Mr. DeFAZIO. I thank the gentleman, and I particularly want to thank Mr. Goodlatte for his extraordinary leadership on this issue. We both supported a virtually identical amendment in 1995.
Now, when I first came to Congress, I did not support a balanced budget amendment to the Constitution. I said things similar to my good friend and colleague Mr. Neal from Massachusetts: It's a gimmick. We don't need it. People will come together. We can make these decisions.
It didn't take me long in observing the Congress to realize that there's an infinite capacity in this Congress to kick the can down the road. And the problem is that can's getting pretty darn heavy to kick down the road, and it's going to land on the next generation with full force--$15 trillion of debt. For the first time since World War II, this year our deficit exceeds the gross domestic product.
Now, we're going to have to force people to make tough decisions. That's a conclusion I came to when I changed and I supported the amendment back in the mid-nineties.
Now, just think about it. It passed the House, failed by one vote in the Senate. And had that become the law of the land, today we would be paying down the last of the debt. We might still be in this hole economically that we're in, but we would actually then perhaps have the capacity and the will to go out and borrow a couple of hundred billion dollars to rebuild the Nation's crumbling infrastructure. We could afford it. But in this environment with this amount of debt, that's a very tough sell around here.
This is an honest balanced budget amendment. It does not prejudice the debate between taxes--and there are many on that side who object to any new taxes or revenue--and spending cuts--and there are many on my side who object to many spending cuts. It does not discriminate. It's fair. It's evenhanded.

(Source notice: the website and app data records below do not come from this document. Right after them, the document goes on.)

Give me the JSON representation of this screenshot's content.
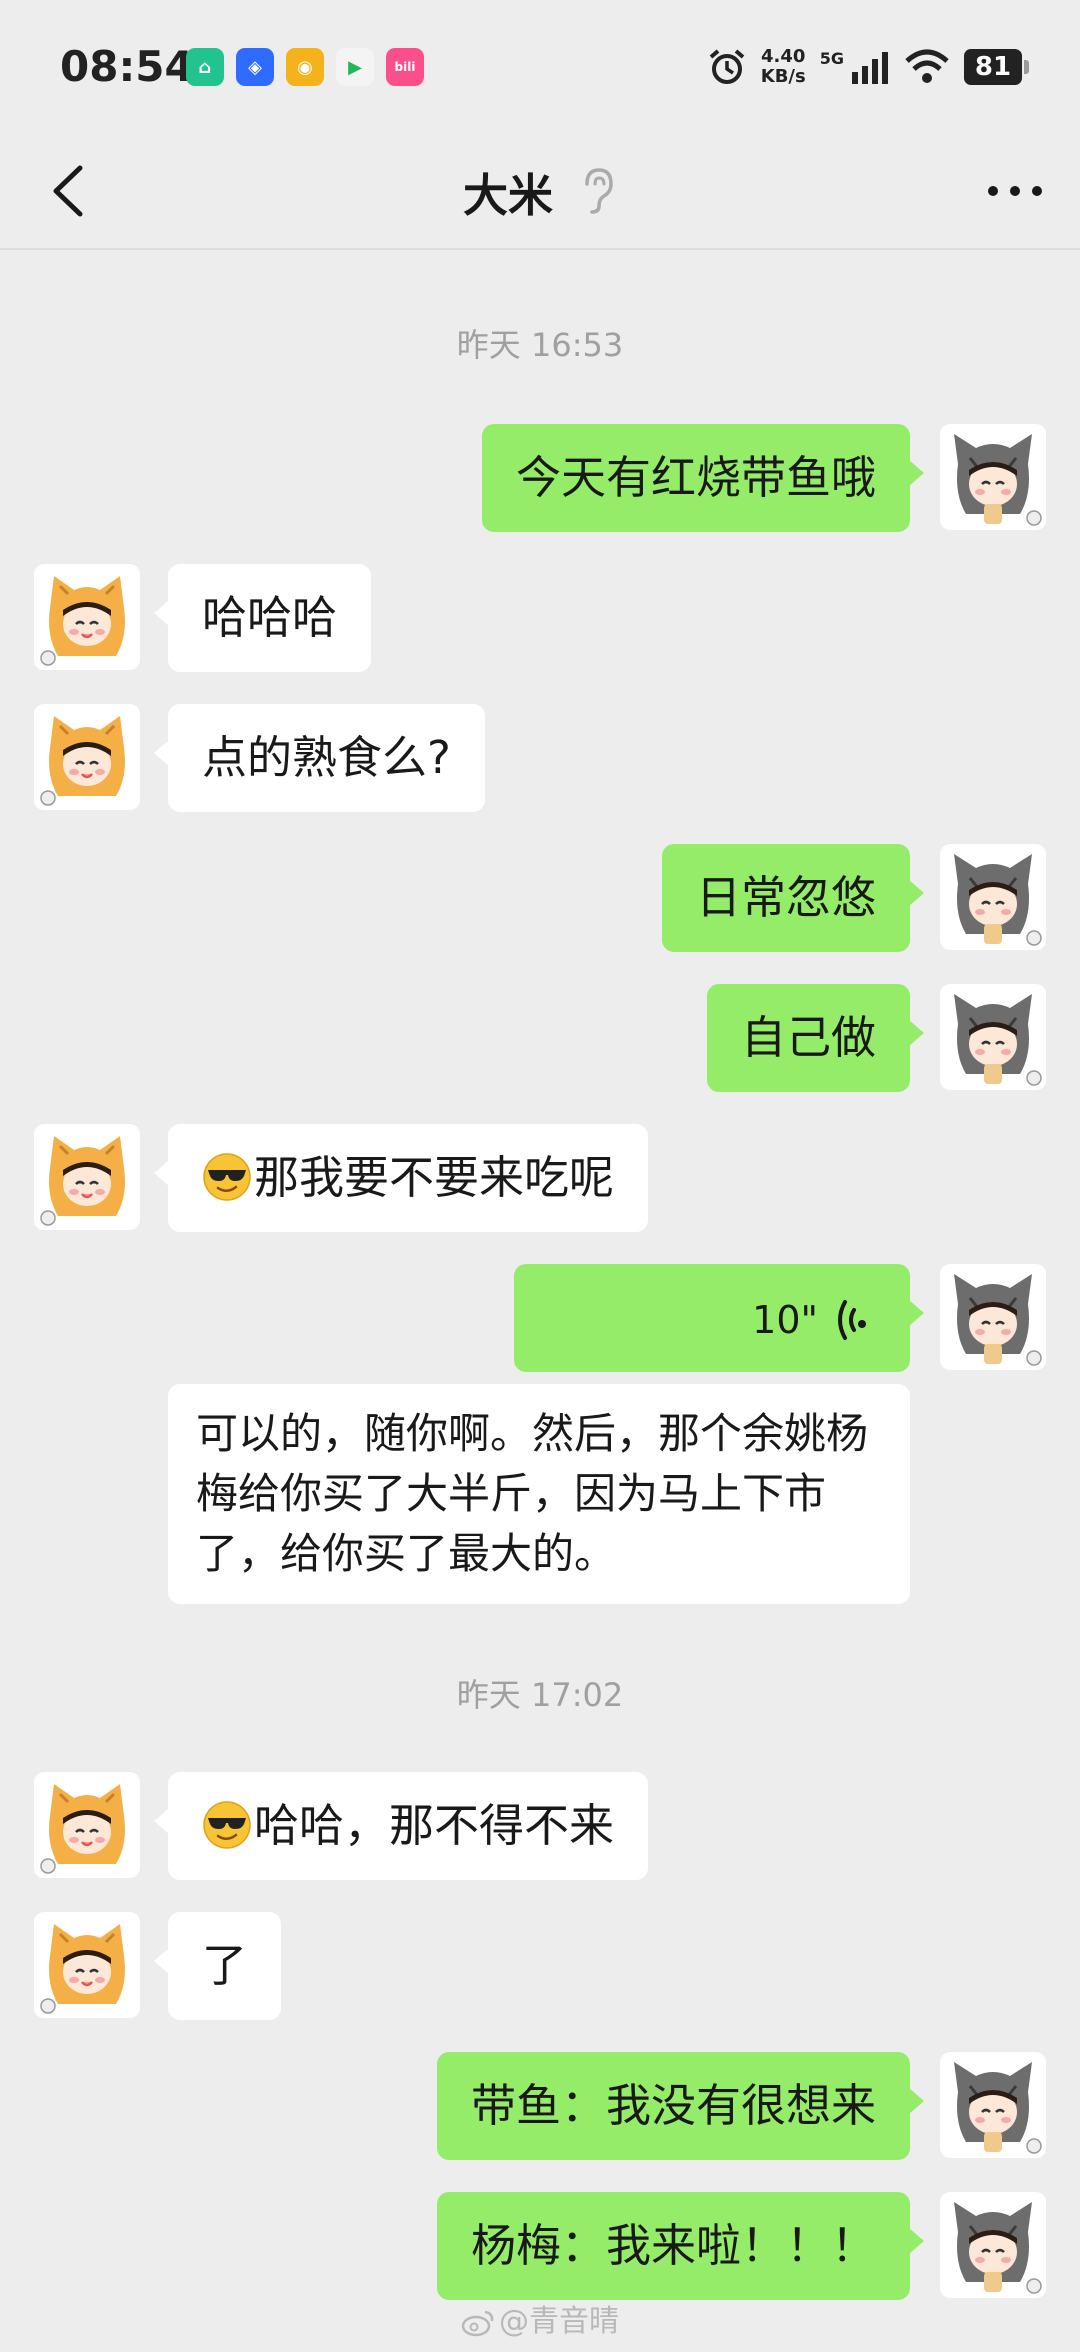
{
  "status_bar": {
    "time": "08:54",
    "net_speed_value": "4.40",
    "net_speed_unit": "KB/s",
    "network": "5G",
    "battery": "81",
    "icons": [
      "mi-home-icon",
      "bluetooth-app-icon",
      "weibo-icon",
      "video-play-icon",
      "bilibili-icon",
      "alarm-icon",
      "signal-icon",
      "wifi-icon",
      "battery-icon"
    ]
  },
  "header": {
    "title": "大米",
    "back_icon": "chevron-left-icon",
    "earpiece_icon": "ear-icon",
    "more_icon": "more-dots-icon"
  },
  "colors": {
    "background": "#ededed",
    "my_bubble": "#95ec69",
    "their_bubble": "#ffffff",
    "timestamp": "#a0a0a0"
  },
  "chat": {
    "timestamp_1": "昨天 16:53",
    "timestamp_2": "昨天 17:02",
    "messages": [
      {
        "sender": "me",
        "text": "今天有红烧带鱼哦"
      },
      {
        "sender": "them",
        "text": "哈哈哈"
      },
      {
        "sender": "them",
        "text": "点的熟食么?"
      },
      {
        "sender": "me",
        "text": "日常忽悠"
      },
      {
        "sender": "me",
        "text": "自己做"
      },
      {
        "sender": "them",
        "emoji": "sunglasses-emoji",
        "text": "那我要不要来吃呢"
      },
      {
        "sender": "me",
        "type": "voice",
        "duration": "10\""
      },
      {
        "sender": "me",
        "type": "voice-transcript",
        "text": "可以的，随你啊。然后，那个余姚杨梅给你买了大半斤，因为马上下市了，给你买了最大的。"
      },
      {
        "sender": "them",
        "emoji": "sunglasses-emoji",
        "text": "哈哈，那不得不来"
      },
      {
        "sender": "them",
        "text": "了"
      },
      {
        "sender": "me",
        "text": "带鱼：我没有很想来"
      },
      {
        "sender": "me",
        "text": "杨梅：我来啦！！！"
      }
    ]
  },
  "watermark": "@青音晴"
}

There were many on the Republican side who preferred one that would have tied the hands of Congress, said, No, you need a 66 percent vote to have taxes; no, you have to be limited to 18 percent of GDP. But, no, they brought forward something that is fair, and it would be something that would force Members of Congress and future Members of Congress to make the tough decisions that we have to make.
A lot of talk about Social Security. I'm an expert on Social Security. Social Security is the largest creditor of the United States of America, $2.66 trillion. We have to have the capability to redeem that debt to pay future Social Security benefits in the not-distant future when we have to draw on what's called a trust fund. It's not a trust fund. It's government bonds. It's debt. And if we keep adding to the pile of debt, will we have the capability to repay those Social Security bonds? And there's a long-term problem with Social Security. I have a bill to fix that. Lift the cap on wages. I didn't notice that--many on my side have been down here carrying on about the attack on Social Security in this bill; they're not on my bill. Because that's a tough thing to say, we're going to make people over 250 pay the same amount of tax as people who earn less than 250.
That's a solution long term. But short term we've got to worry about being able to redeem those bonds and pay promised benefits of Social Security.
And then a lot of talk about the debt limit. Well, when we're in balance, you're going to have to have a 60 percent vote to deficit spend, and you would need a 60 percent vote for an increase on the debt limit. I would say that they could be done at exactly the same time. It requires the same number of votes. Is someone going to vote today to say we're in balance, to vote in deficit to deal with the economic situation today, perhaps to fund infrastructure investments, and then vote later on today against raising the debt limit by that same amount? That would just vitiate their earlier vote. So I don't think that that's a real threat.
If you vote ``no,'' you're assuming that we have an infinite capacity to borrow money to pass on to future generations and still meet our obligations to the American people. I don't believe that. We need limits. We need to be forced to make tough decisions, and this would force future Congresses to make those tough decisions.